Responding to the WHO calls on booster shots, White House press secretary Jen Psaki said the U.S. has donated and shared about 140 million doses with over 90 countries, "more than all other countries combined.”
She added: “From Senegal to South Africa to India, we’ve made significant investments in boosting global productions of COVID vaccines. At the same time, the President and this administration has a responsibility to do everything we can to protect people in the United States.”
U.S. health officials are continuing to assess the science and utility of boosters, and there are growing indications that the U.S. may miss the Biden administration's Sept. 20 target date for a wide rollout of extra shots for vaccinated people.
The WHO chief said he received a message of “clear support” from health ministers at a meeting of the influential Group of 20 countries this week for a commitment to help hit a WHO target that all countries vaccinate at least 40% of their people by year's end.
“A month ago, I called for a global moratorium on booster doses, at least until the end of September to prioritize vaccinating the most at risk people around the world who are yet to receive their first dose,” Tedros said. “There has been little change in the global situation since then.”
“So today, I’m calling for an extension of the moratorium until at least the end of the year to enable every country to vaccinate at least 40% of its population,” he said.

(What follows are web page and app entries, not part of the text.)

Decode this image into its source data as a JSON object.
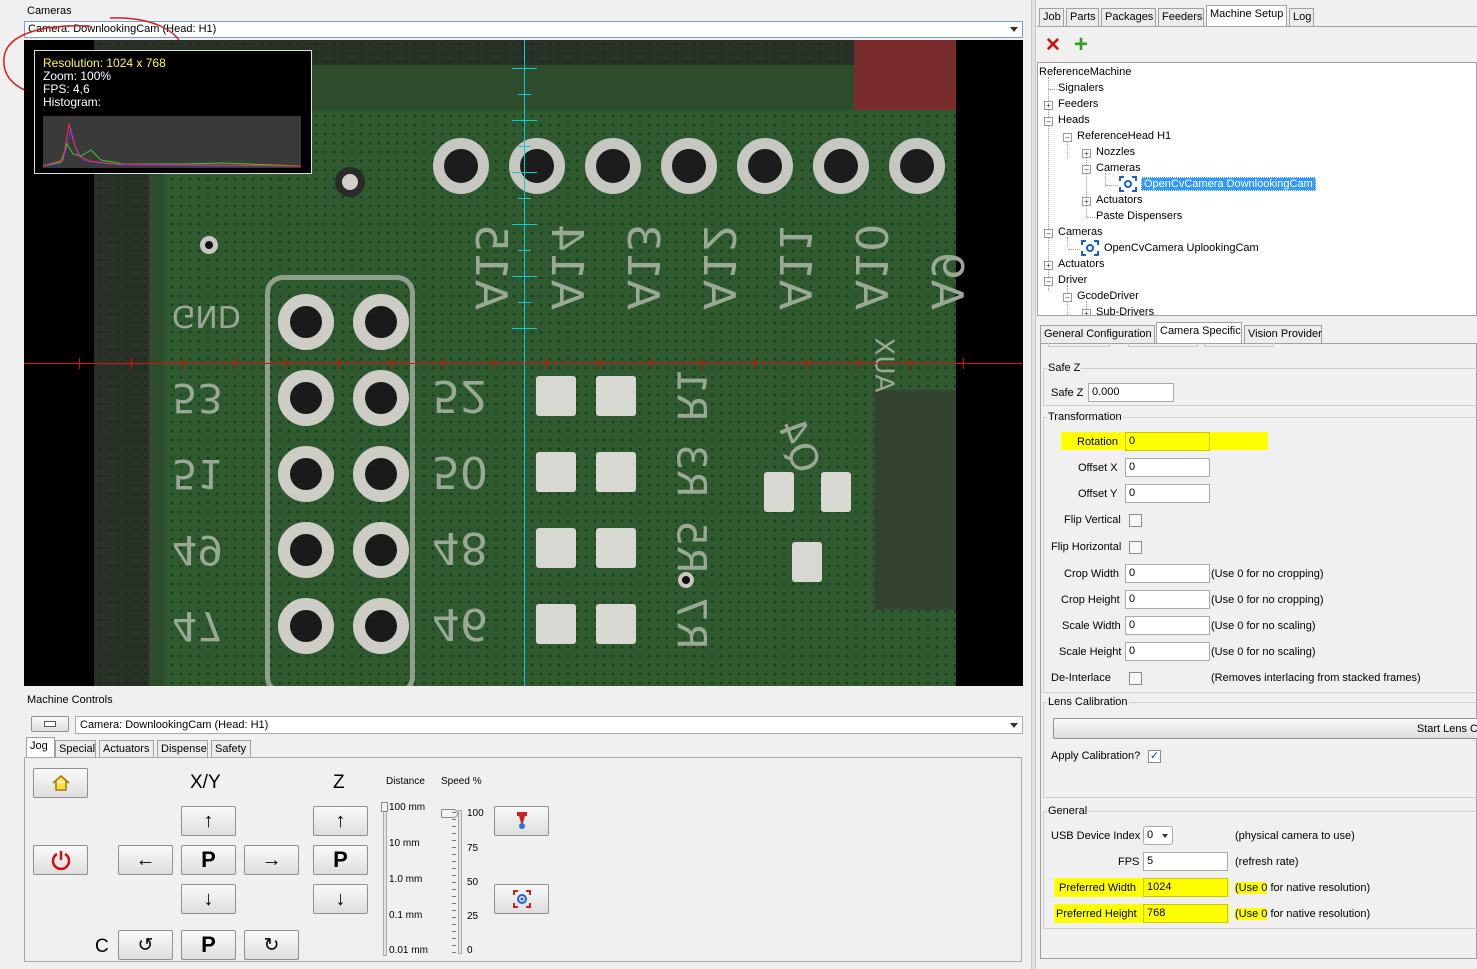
{
  "cameras_panel": {
    "title": "Cameras",
    "camera_select": "Camera: DownlookingCam (Head: H1)",
    "overlay": {
      "resolution": "Resolution: 1024 x 768",
      "zoom": "Zoom: 100%",
      "fps": "FPS: 4,6",
      "histogram": "Histogram:"
    },
    "pcb": {
      "labels_rot": [
        "A15",
        "A14",
        "A13",
        "A12",
        "A11",
        "A10",
        "A9"
      ],
      "left_labels": [
        "GND",
        "53",
        "51",
        "49",
        "47"
      ],
      "mid_labels": [
        "52",
        "50",
        "48",
        "46"
      ],
      "r_labels": [
        "R1",
        "R3",
        "R5",
        "R7"
      ],
      "q_label": "Q4",
      "aux_label": "AUX"
    }
  },
  "machine_controls": {
    "title": "Machine Controls",
    "camera_select": "Camera: DownlookingCam (Head: H1)",
    "tabs": [
      "Jog",
      "Special",
      "Actuators",
      "Dispense",
      "Safety"
    ],
    "xy_label": "X/Y",
    "z_label": "Z",
    "c_label": "C",
    "park_label": "P",
    "distance": {
      "label": "Distance",
      "steps": [
        "100 mm",
        "10 mm",
        "1.0 mm",
        "0.1 mm",
        "0.01 mm"
      ],
      "value": "100 mm"
    },
    "speed": {
      "label": "Speed %",
      "steps": [
        "100",
        "75",
        "50",
        "25",
        "0"
      ],
      "value": 100
    }
  },
  "right_panel": {
    "main_tabs": [
      "Job",
      "Parts",
      "Packages",
      "Feeders",
      "Machine Setup",
      "Log"
    ],
    "active_tab": "Machine Setup",
    "tree": [
      {
        "label": "ReferenceMachine",
        "level": 0
      },
      {
        "label": "Signalers",
        "level": 1
      },
      {
        "label": "Feeders",
        "level": 1
      },
      {
        "label": "Heads",
        "level": 1
      },
      {
        "label": "ReferenceHead H1",
        "level": 2
      },
      {
        "label": "Nozzles",
        "level": 3
      },
      {
        "label": "Cameras",
        "level": 3
      },
      {
        "label": "OpenCvCamera DownlookingCam",
        "level": 4,
        "selected": true
      },
      {
        "label": "Actuators",
        "level": 3
      },
      {
        "label": "Paste Dispensers",
        "level": 3
      },
      {
        "label": "Cameras",
        "level": 1
      },
      {
        "label": "OpenCvCamera UplookingCam",
        "level": 2
      },
      {
        "label": "Actuators",
        "level": 1
      },
      {
        "label": "Driver",
        "level": 1
      },
      {
        "label": "GcodeDriver",
        "level": 2
      },
      {
        "label": "Sub-Drivers",
        "level": 3
      }
    ],
    "sub_tabs": [
      "General Configuration",
      "Camera Specific",
      "Vision Provider"
    ],
    "safe_z": {
      "group": "Safe Z",
      "label": "Safe Z",
      "value": "0.000"
    },
    "transformation": {
      "group": "Transformation",
      "rotation_label": "Rotation",
      "rotation": "0",
      "offset_x_label": "Offset X",
      "offset_x": "0",
      "offset_y_label": "Offset Y",
      "offset_y": "0",
      "flip_vertical_label": "Flip Vertical",
      "flip_horizontal_label": "Flip Horizontal",
      "crop_width_label": "Crop Width",
      "crop_width": "0",
      "crop_width_hint": "(Use 0 for no cropping)",
      "crop_height_label": "Crop Height",
      "crop_height": "0",
      "crop_height_hint": "(Use 0 for no cropping)",
      "scale_width_label": "Scale Width",
      "scale_width": "0",
      "scale_width_hint": "(Use 0 for no scaling)",
      "scale_height_label": "Scale Height",
      "scale_height": "0",
      "scale_height_hint": "(Use 0 for no scaling)",
      "deinterlace_label": "De-Interlace",
      "deinterlace_hint": "(Removes interlacing from stacked frames)"
    },
    "lens_calibration": {
      "group": "Lens Calibration",
      "start_button": "Start Lens C",
      "apply_label": "Apply Calibration?",
      "apply_checked": true
    },
    "general": {
      "group": "General",
      "usb_label": "USB Device Index",
      "usb_value": "0",
      "usb_hint": "(physical camera to use)",
      "fps_label": "FPS",
      "fps_value": "5",
      "fps_hint": "(refresh rate)",
      "pref_width_label": "Preferred Width",
      "pref_width": "1024",
      "pref_height_label": "Preferred Height",
      "pref_height": "768",
      "native_hint_prefix": "(Use ",
      "native_hint_zero": "0",
      "native_hint_suffix": " for native resolution)"
    }
  }
}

The WHO says 5.5 billion coronavirus vaccine doses have been administered so far, but 80% of those have been to upper- and middle-income countries. Rich countries have also offered to donate 1 billion doses to other countries, but fewer than 15% of those doses have “materialized," Tedros said.
He noted that manufacturers have pledged to prioritize the U.N.-backed COVAX program, which aims to get vaccines to the neediest people in the world - no matter how wealthy the country.
“We don’t want any more promises. We just want the vaccines,” the WHO chief said.
Earlier Wednesday, COVAX managers again scaled back their target to ship doses this year, projecting about 1.4 billion doses will be available through the program by year-end - down from about 1.8 billion previously. They had originally hoped to ship 2 billion doses this year.
Gavi, the Vaccine Alliance, which co-runs the program, said COVAX has faced setbacks including export restrictions from hard-hit India - a key producer of vaccines - as well as regulatory hurdles for some vaccine candidates and manufacturing troubles elsewhere. But it also said deliveries are ramping up strongly, and another 1.1 billion doses are expected to be available by year-end through the program, up from 330 million so far. Most of those doses have gone to or are destined for poorer countries.
The International Federation of Pharmaceutical Manufacturers and Associations said Tuesday that about 1.5 billion COVID-19 vaccine doses are now being produced every month, and cited projections that a total of 12 billion will have been produced by year-end.
Dr. Bruce Aylward, a top adviser to Tedros, acknowledged that “some countries may be going ahead with decisions" to widely administer boosters, but that the WHO call for a moratorium “makes a real difference.” He said some countries - which he did not identify - have approached the WHO about whether booster policies could be delayed.
But admittedly, the WHO's first call for a moratorium through September has not fixed the gaping imbalance in access to vaccines.
“(O)ur role is to make sure that we put forward the strongest possible arguments and way out of this pandemic - and the way out of that is a moratorium and to extend it," Aylward said. "Because since the last time we called for it, the equity gap has gotten greater, the amount of vaccine available to low-income countries has gone down.”

More from News 12